When I began searching for information about my family’s history I had no intention of publishing a book. (Still true.) It was more about the thrill of the hunt -- tracking down familiar names, determining relationships, and finding critical dates wherever I could. It was always exciting to enter new data for people I knew about, and to find relatives I had never known existed. And along with the satisfaction of solving puzzles, I began to learn a bit more about how these kin must have lived, why they moved from one place to another, and what the political and social environments were like in their times and places.
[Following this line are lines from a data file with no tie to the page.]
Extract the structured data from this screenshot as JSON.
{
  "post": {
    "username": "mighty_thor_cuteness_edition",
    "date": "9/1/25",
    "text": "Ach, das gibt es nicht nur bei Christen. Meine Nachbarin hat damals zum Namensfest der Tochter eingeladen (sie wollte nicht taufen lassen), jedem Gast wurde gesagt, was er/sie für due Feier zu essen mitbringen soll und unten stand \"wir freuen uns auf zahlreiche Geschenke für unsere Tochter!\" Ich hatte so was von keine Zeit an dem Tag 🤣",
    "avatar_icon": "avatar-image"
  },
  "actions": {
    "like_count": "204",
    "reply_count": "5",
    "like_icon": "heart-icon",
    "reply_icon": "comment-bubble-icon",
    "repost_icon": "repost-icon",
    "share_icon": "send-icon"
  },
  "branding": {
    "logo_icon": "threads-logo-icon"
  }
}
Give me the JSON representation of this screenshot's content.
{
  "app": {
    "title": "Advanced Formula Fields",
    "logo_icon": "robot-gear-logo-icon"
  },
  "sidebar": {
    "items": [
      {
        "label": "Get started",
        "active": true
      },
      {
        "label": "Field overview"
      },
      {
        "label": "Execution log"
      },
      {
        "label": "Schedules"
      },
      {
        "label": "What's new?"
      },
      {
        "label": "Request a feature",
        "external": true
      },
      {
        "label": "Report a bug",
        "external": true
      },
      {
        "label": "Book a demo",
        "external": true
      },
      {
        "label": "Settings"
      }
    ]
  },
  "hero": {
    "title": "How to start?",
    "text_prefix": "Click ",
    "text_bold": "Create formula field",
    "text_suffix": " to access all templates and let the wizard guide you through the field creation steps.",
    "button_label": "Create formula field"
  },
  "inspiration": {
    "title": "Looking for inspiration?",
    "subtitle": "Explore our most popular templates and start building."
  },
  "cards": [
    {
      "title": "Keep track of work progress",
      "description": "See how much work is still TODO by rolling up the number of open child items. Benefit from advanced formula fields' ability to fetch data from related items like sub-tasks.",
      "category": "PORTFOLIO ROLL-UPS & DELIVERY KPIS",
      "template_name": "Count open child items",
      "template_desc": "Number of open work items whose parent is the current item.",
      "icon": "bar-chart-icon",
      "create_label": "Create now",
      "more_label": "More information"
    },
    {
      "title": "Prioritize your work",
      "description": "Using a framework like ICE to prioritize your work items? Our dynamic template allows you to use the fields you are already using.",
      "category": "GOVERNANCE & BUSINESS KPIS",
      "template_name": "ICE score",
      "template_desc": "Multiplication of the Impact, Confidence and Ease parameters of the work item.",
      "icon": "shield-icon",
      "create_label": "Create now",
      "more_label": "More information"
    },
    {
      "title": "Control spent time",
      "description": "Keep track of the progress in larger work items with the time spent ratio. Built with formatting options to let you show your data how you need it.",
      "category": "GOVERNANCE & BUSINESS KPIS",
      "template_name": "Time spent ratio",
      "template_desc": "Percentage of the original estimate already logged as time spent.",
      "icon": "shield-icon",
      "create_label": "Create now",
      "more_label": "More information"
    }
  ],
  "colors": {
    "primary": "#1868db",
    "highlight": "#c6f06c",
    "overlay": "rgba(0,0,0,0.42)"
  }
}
In the process, of course, I amassed a huge collection of material, and with it came the realization it had to be arranged so that I knew what I had, and where to find each piece of it. That, as you know, is a never-ending project, much like painting the Golden Gate Bridge. ( And I’ve been writing about it here, off and on, for some time.)
But there is still more I’d like to do. Why have all these wonderful documents, letters, photos, and mementos, if they don’t make sense to anyone but me? And what will become of them when I am not here any more? They may be neatly filed in acid-free folders, each with its tidy list of contents, or lovingly placed in archivally-correct photo albums, but … do they tell a story? As the one responsible for gathering up all this, I certainly know the background myself. I can tell the viewer what each piece of paper means and how it relates to the overall picture. But without my explanation, that overall picture is blurred and incomplete.
The task, then, is to create an album, or series of albums, that hold the sigificant documents and most meaningful photographs, with the words that will tie them all together. Sounds pretty straightforward, doesn’t it? Well, as I soon found out, it is not.
Does one begin with onself and work back in time, the way we are advised to pursue our research? Or should the earliest known ancestor in a particular line be the starting point? Should “how I found it” be included (sometimes this is irresistible), or do we go for a simple description of who is related to whom, where they lived, and what we know of their lives? There are, of course, books and articles to help with these decisions, since a single set of family history albums is no different, in that sense, from something written for publication (though we are free of the business decisions, and our layout possibilities are not dictated by a printer).
So far I am planning to take the earliest-ancestor approach: beginning with a great-great grandparent in my father’s line. Frederick Howard apparently came from Pennsylvania to northeastern Kentucky sometime after 1793, the approximate year of his birth, and before 1811, when his name first appears in Bath County tax records. His marriage to a woman named Jaley Grant is also recorded there, as well as a court document showing his appointment to survey a particular road in the area. Frederick and Jaley had three children in this Kentucky county, including my great-grandfather, but in1829 the family moved up to central Indiana, where they settled in Montgomery County, not far from Crawfordsville.
The first hard choice comes when I must decide how to deal with the descendants of Frederick’s daughters. The whole family fascinates me, but naturally my focus is on the direct ancestral line. I need to lay out the connections with the son, Samuel Parker Howard, to his daughter, and then to her son, who is my father. But I also want to include what I’ve found about the others -- not only because their lives were important, too, but because I have some interesting documents relating to them. Among these are a clue-filled 1884 letter from my great-grandmother’s half-sister, an 1854 obituary relating the circumstances of the death of my great-grandmother’s first husband, and a photograph of a great-uncle's tombstone, typical of those provided the Civil War dead.
Have you, dear reader, attempted this sort of project? How did you go about it? What treasures do you have and how do you incorporate them in your work? I’d really like to hear from you.